Uncontested Divorce

Not all divorces involve long and drawn out fights over money, property, and kids. Some couples can come to an agreement about why they are separating, how to divide the property, and how to share custody and support for their children. An uncontested divorce generally allows a married couple to get legally divorced without having to fight over the terms of the divorce in court. 

If you have questions about divorce in North Carolina and options for an uncontested divorce, talk to your North Carolina family law attorney for help.

Uncontested Divorce in North Carolina  

There are a number of possible benefits for married couples and their children in getting an uncontested divorce. Generally, the benefits of an uncontested divorce include: 

  • Less expensive than a contested divorce, 
  • Faster and allows the couple to be legally divorced sooner, 
  • More predictable in the outcome, 
  • Disputes are kept out of the public record,
  • May allow the couple to stay on better terms after the separation, and
  • Allows the parties to make their own decision on assets, childcare, and spousal support. 

Even if a couple wants a simpler uncontested divorce, if they cannot agree on the terms and conditions of separation, the divorce may be contested. Another option is known as a “collaborative divorce.” A collaborative divorce generally involves private negotiations with the help of a collaborative divorce lawyer that takes place outside of the courts. The couple works together with the attorney to negotiate the terms of the separation to come to a final agreement.  

If the couple still disagrees as to the terms of the divorce that is not resolved through talking, collaborative divorce, or mediation, the couple may have to have the court settle the terms of the separation through a contested absolute divorce. 

What Do You Need to Get an Uncontested Divorce in North Carolina?

In North Carolina, getting an uncontested divorce first requires being separated from each other for at least one year. This generally requires living in a separate residence for 12 consecutive months. 

To file for any divorce in North Carolina, at least one of the spouses has to be a resident of North Carolina for at least six months before filing for divorce.  

North Carolina is a no-fault state for divorce. This means that the spouse filing for divorce does NOT need a specific reason for the separation, like infidelity or abandonment.

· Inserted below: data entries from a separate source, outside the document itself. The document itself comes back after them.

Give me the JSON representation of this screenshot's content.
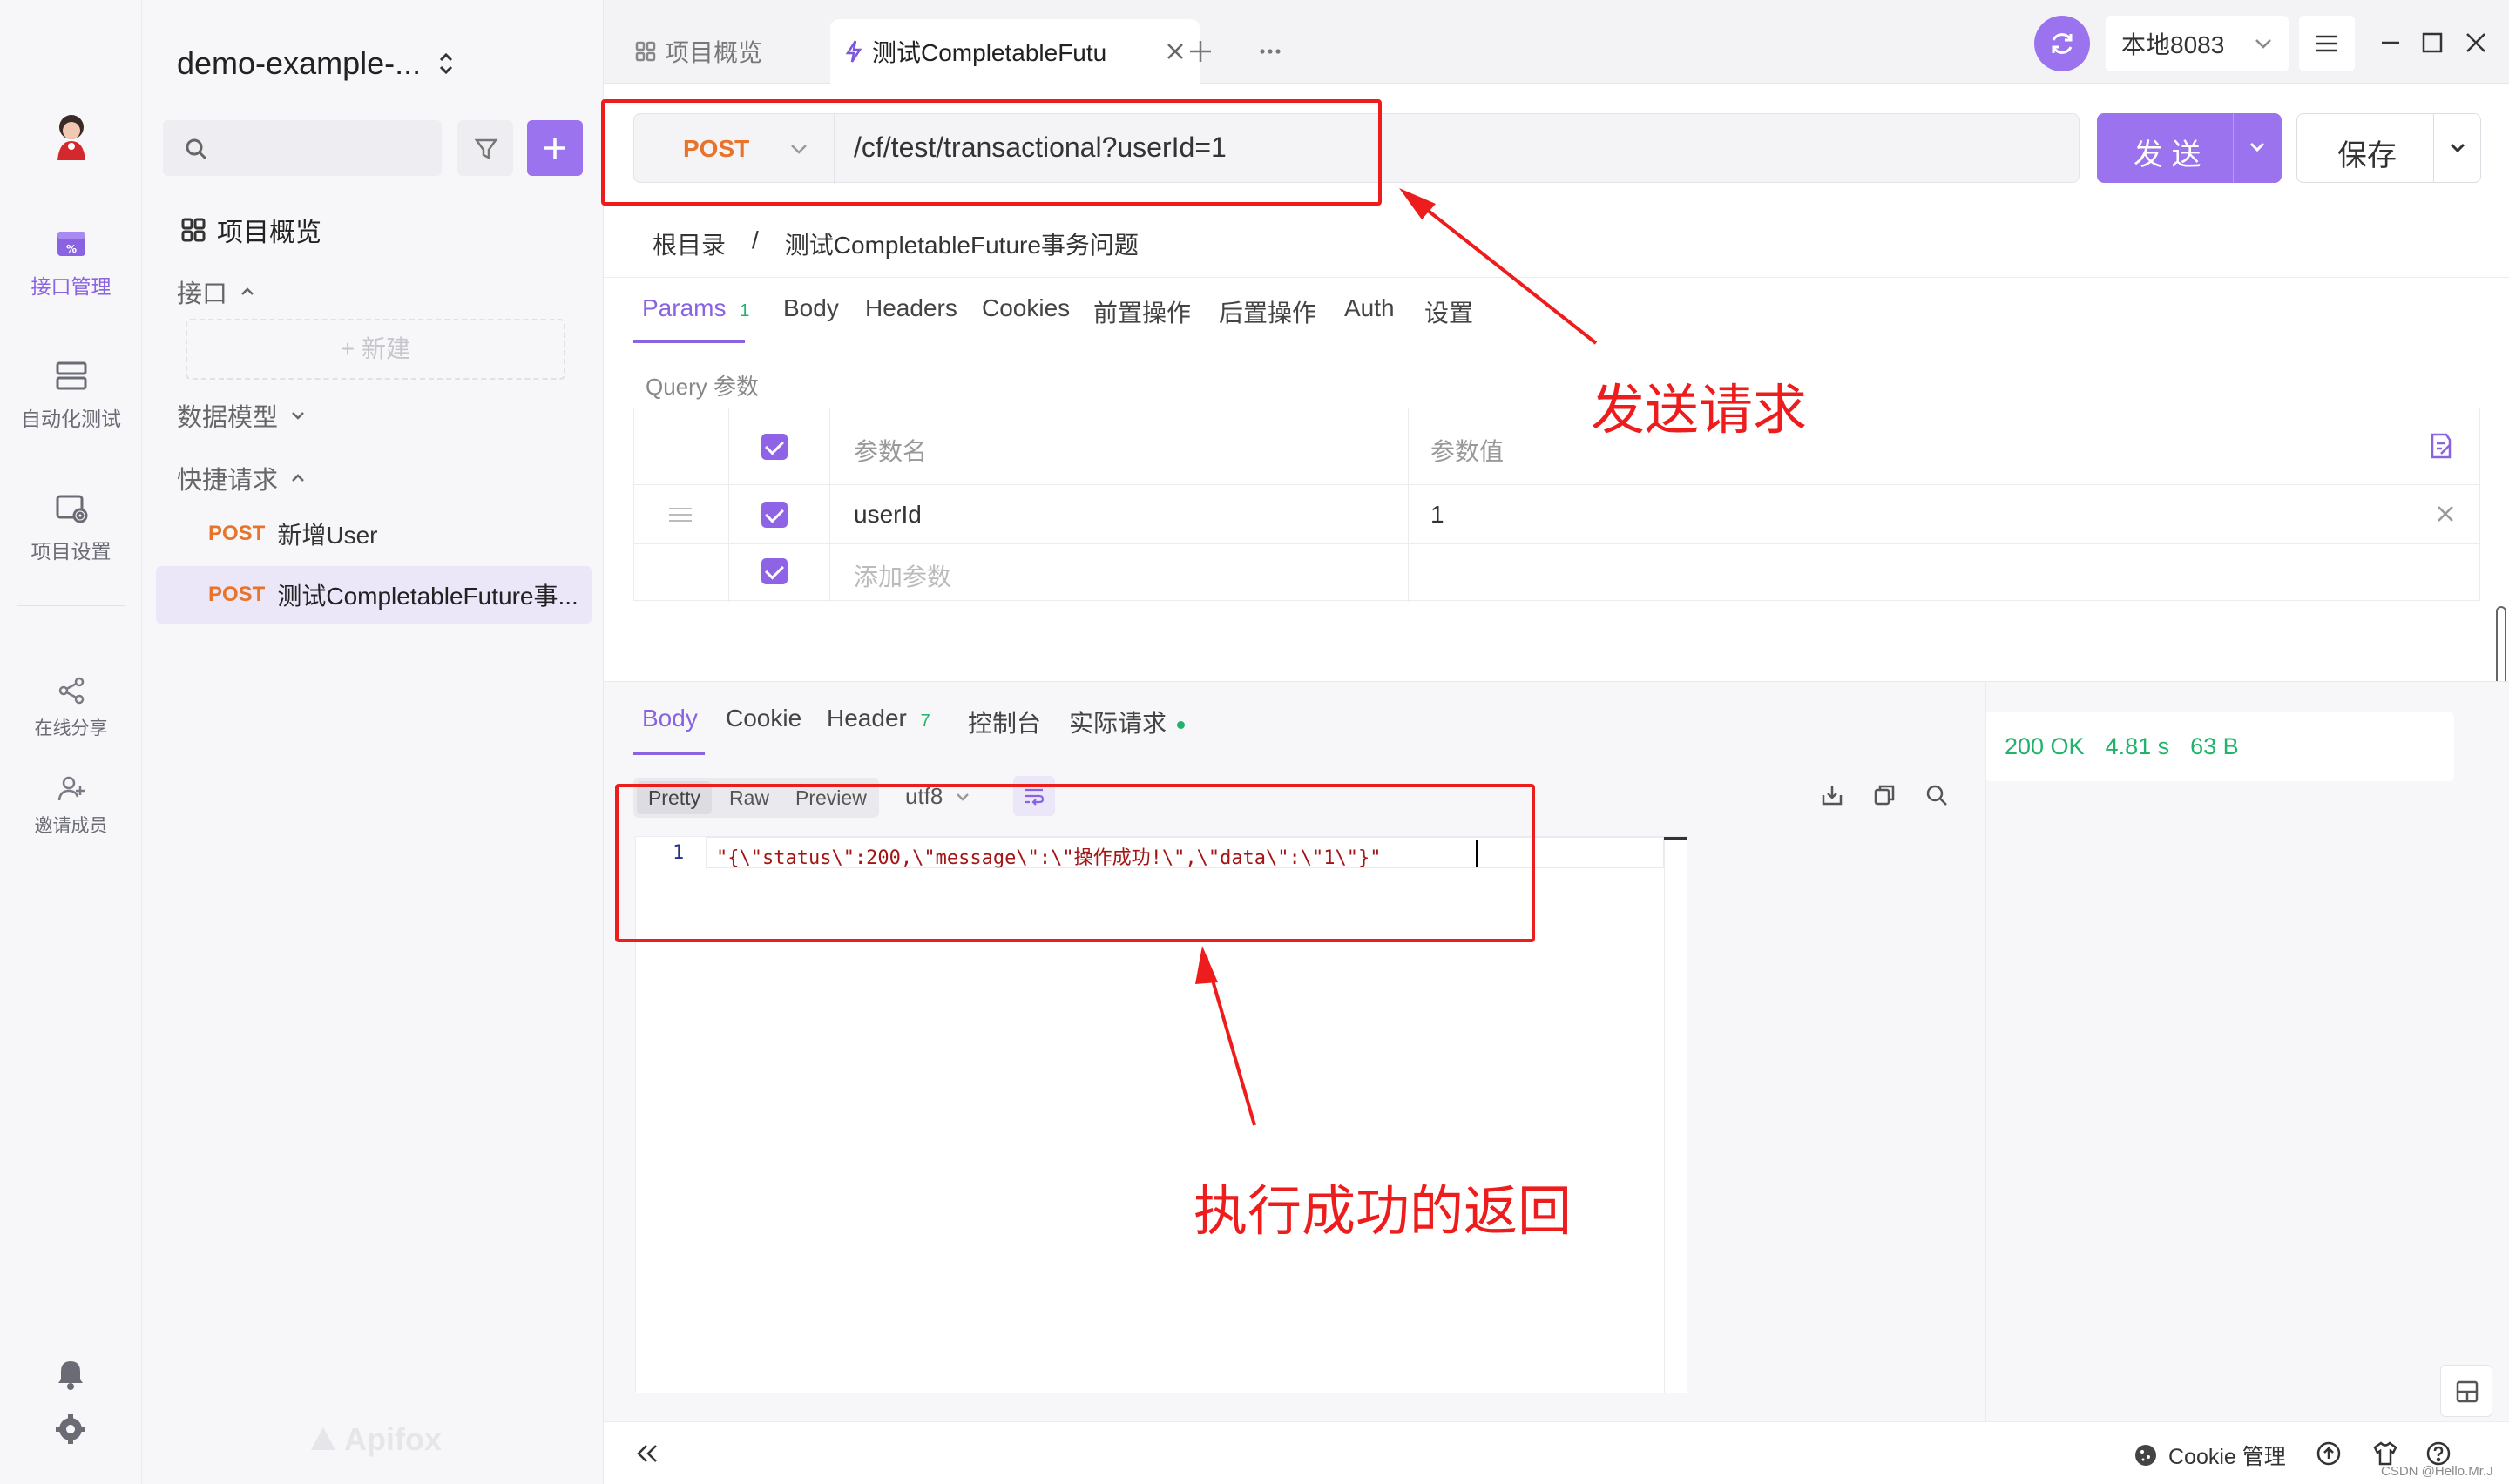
{
  "app": {
    "project_name": "demo-example-...",
    "logo_text": "Apifox"
  },
  "rail": {
    "items": [
      {
        "label": "接口管理",
        "active": true
      },
      {
        "label": "自动化测试"
      },
      {
        "label": "项目设置"
      },
      {
        "label": "在线分享"
      },
      {
        "label": "邀请成员"
      }
    ]
  },
  "nav": {
    "overview": "项目概览",
    "section_api": "接口",
    "new_button": "+ 新建",
    "section_models": "数据模型",
    "section_quick": "快捷请求",
    "quick_items": [
      {
        "method": "POST",
        "name": "新增User"
      },
      {
        "method": "POST",
        "name": "测试CompletableFuture事..."
      }
    ]
  },
  "tabs": {
    "overview_tab": "项目概览",
    "active_tab": "测试CompletableFutu",
    "env": "本地8083"
  },
  "request": {
    "method": "POST",
    "url": "/cf/test/transactional?userId=1",
    "send_label": "发 送",
    "save_label": "保存",
    "breadcrumb_root": "根目录",
    "breadcrumb_sep": "/",
    "breadcrumb_name": "测试CompletableFuture事务问题"
  },
  "request_tabs": [
    {
      "label": "Params",
      "badge": "1",
      "active": true
    },
    {
      "label": "Body"
    },
    {
      "label": "Headers"
    },
    {
      "label": "Cookies"
    },
    {
      "label": "前置操作"
    },
    {
      "label": "后置操作"
    },
    {
      "label": "Auth"
    },
    {
      "label": "设置"
    }
  ],
  "params": {
    "section_label": "Query 参数",
    "col_name": "参数名",
    "col_value": "参数值",
    "rows": [
      {
        "name": "userId",
        "value": "1"
      }
    ],
    "add_placeholder": "添加参数"
  },
  "response_tabs": [
    {
      "label": "Body",
      "active": true
    },
    {
      "label": "Cookie"
    },
    {
      "label": "Header",
      "badge": "7"
    },
    {
      "label": "控制台"
    },
    {
      "label": "实际请求"
    }
  ],
  "response": {
    "view_modes": [
      "Pretty",
      "Raw",
      "Preview"
    ],
    "encoding": "utf8",
    "line_number": "1",
    "body": "\"{\\\"status\\\":200,\\\"message\\\":\\\"操作成功!\\\",\\\"data\\\":\\\"1\\\"}\"",
    "status": "200 OK",
    "time": "4.81 s",
    "size": "63 B"
  },
  "footer": {
    "cookie_manage": "Cookie 管理",
    "watermark": "CSDN @Hello.Mr.J"
  },
  "annotations": {
    "send_request": "发送请求",
    "success_return": "执行成功的返回"
  },
  "colors": {
    "accent": "#9b73ee",
    "post_method": "#e8742c",
    "annotation_red": "#ee1d1d",
    "status_green": "#21b36b"
  }
}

Agree to the Terms of the Divorce

Before filing for an uncontested divorce, the couple has to settle or resolve any disputes over the terms of the divorce, including: 

With nothing to dispute or contest in a divorce, the process of filing for an uncontested absolute divorce generally involves filing the paperwork and paying the court fees. 

Process for Uncontested Divorce  

Once the couple has been separated for 12 months or more and at least one spouse has been a resident of North Carolina for at least six months, either spouse can file a Complaint for Absolute Divorce. The complaint is served on the other spouse but the spouse can waive service.  

After service, the served spouse has 30 days to file an answer. After 30 days have passed, the spouse can request a date for the divorce hearing. If there are no issues in dispute, the judge will sign the divorce judgment and the couple will be legally divorced at that point. 

Hiring an Experienced Attorney in an Uncontested Divorce  

There are a number of benefits to contacting an experienced North Carolina divorce lawyer, even in an uncontested divorce. Your attorney can advise you of your rights, options, and requirements for filing for divorce. Your attorney can also help you settle any disputes before filing for divorce so that everything will be uncontested at the divorce hearing. 

Your attorney can also appear on your behalf for any court hearings and filings so that you will not have to unnecessarily take days off of work to file papers, attend hearings, or come back for rescheduled hearings. 

If your spouse does not follow the terms of an uncontested divorce, for example, by not paying support or distributing property as agreed, your attorney can also help you enforce the terms of the divorce agreement. 

Shelby Divorce Attorneys

If you have any questions about filing for an uncontested divorce, settling terms of a divorce before filing, or how we can help you in a North Carolina divorce proceeding, contact the experienced divorce attorneys at Caulder & Valentine Law Firm, PLLC. Contact us online or by phone 704-470-2440 today for a consultation.